- [WHAT IS REQUIRED]:
Please count the lines in the data below that hold the word "this", and give only the number.

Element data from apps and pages

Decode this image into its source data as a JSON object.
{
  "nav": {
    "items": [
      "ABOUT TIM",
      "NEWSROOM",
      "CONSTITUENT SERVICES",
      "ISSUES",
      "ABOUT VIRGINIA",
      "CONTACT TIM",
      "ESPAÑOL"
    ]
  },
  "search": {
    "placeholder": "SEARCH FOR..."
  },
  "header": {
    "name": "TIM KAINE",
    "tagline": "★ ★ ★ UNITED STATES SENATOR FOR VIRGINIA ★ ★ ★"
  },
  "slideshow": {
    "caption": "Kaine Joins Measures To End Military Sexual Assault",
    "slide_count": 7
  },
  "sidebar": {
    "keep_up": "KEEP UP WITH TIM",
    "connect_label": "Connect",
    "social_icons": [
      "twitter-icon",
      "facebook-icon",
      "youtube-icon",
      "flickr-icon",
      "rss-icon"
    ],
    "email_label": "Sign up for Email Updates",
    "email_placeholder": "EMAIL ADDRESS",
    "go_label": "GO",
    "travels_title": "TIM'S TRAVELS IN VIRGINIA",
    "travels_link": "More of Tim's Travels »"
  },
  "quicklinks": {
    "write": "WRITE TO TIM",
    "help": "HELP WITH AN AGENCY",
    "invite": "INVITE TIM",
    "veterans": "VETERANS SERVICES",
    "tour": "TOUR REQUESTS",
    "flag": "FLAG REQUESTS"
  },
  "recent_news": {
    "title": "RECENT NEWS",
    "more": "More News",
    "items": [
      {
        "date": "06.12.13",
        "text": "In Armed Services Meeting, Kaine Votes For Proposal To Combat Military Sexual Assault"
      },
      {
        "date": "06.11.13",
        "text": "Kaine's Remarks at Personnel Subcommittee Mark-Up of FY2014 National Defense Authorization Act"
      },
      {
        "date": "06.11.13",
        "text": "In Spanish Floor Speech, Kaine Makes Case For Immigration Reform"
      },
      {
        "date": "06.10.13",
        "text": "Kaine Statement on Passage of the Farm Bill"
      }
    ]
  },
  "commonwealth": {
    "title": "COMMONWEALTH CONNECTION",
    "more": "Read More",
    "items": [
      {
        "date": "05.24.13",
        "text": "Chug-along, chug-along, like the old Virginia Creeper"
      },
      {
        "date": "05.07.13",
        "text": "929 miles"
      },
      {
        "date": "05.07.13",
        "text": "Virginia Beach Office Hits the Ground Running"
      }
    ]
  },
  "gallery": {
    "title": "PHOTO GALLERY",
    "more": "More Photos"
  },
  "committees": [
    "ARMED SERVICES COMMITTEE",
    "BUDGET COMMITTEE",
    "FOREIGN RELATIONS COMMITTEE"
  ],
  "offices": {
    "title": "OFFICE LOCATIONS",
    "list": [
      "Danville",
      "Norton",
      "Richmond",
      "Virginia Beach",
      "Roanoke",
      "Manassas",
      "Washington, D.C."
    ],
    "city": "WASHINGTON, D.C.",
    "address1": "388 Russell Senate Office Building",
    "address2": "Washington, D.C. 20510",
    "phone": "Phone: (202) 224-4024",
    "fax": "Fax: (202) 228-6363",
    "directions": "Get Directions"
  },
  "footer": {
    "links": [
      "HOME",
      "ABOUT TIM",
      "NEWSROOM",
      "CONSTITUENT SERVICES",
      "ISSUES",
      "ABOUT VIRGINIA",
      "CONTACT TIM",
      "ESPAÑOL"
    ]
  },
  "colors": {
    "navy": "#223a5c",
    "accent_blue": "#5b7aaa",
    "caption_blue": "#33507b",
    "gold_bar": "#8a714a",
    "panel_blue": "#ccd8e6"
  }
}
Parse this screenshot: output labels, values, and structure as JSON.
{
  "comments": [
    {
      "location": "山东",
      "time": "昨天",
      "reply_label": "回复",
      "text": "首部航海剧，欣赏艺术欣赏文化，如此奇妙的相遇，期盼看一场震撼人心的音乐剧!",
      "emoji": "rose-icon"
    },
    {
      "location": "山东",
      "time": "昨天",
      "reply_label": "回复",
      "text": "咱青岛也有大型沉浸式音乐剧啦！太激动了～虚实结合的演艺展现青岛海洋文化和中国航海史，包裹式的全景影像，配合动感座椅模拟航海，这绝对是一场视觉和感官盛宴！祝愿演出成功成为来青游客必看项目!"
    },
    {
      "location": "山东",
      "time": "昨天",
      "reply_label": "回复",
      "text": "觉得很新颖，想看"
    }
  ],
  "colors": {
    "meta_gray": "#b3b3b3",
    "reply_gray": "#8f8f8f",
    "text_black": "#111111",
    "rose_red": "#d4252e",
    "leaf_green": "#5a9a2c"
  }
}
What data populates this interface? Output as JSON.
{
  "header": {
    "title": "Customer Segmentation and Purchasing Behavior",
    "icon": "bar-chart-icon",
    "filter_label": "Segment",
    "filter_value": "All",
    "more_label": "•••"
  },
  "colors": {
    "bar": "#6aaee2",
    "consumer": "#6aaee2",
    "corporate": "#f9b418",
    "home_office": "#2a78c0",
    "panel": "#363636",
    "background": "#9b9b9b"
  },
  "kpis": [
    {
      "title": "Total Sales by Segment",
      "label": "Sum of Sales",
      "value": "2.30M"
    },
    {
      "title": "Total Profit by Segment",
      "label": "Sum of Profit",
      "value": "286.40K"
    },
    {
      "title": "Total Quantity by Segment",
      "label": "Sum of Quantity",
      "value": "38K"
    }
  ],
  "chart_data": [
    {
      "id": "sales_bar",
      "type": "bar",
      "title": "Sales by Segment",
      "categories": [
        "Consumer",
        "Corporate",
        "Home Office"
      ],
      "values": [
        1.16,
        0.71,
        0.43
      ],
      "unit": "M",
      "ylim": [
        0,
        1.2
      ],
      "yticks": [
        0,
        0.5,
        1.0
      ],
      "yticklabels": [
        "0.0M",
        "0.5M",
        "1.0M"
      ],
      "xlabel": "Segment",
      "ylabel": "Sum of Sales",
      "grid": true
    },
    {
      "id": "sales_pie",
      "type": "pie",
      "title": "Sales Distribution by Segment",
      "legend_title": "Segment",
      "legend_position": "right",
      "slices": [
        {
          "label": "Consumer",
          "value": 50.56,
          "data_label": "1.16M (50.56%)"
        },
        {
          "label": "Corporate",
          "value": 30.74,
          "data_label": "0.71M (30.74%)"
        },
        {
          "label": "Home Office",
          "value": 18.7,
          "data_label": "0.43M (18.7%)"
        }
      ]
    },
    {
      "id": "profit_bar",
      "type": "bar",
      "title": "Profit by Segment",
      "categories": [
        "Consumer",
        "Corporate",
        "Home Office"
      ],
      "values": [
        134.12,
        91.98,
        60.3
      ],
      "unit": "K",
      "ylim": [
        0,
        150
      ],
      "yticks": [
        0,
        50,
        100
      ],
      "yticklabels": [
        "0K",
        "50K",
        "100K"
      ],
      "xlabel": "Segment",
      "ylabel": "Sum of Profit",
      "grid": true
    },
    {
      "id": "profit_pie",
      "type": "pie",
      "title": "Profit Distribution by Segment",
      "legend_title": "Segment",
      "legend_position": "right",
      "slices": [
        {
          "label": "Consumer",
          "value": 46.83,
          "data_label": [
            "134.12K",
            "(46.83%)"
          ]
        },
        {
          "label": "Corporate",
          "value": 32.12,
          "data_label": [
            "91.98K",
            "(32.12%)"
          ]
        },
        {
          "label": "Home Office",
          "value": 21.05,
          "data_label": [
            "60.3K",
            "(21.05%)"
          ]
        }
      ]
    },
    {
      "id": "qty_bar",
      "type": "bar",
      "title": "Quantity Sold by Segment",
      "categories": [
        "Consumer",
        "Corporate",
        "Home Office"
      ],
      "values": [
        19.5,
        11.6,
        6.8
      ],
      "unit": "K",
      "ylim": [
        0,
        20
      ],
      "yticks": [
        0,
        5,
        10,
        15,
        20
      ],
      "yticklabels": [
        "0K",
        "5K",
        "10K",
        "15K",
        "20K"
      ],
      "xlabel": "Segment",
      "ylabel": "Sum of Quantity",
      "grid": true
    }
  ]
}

- [WRITTEN ANSWER]:
3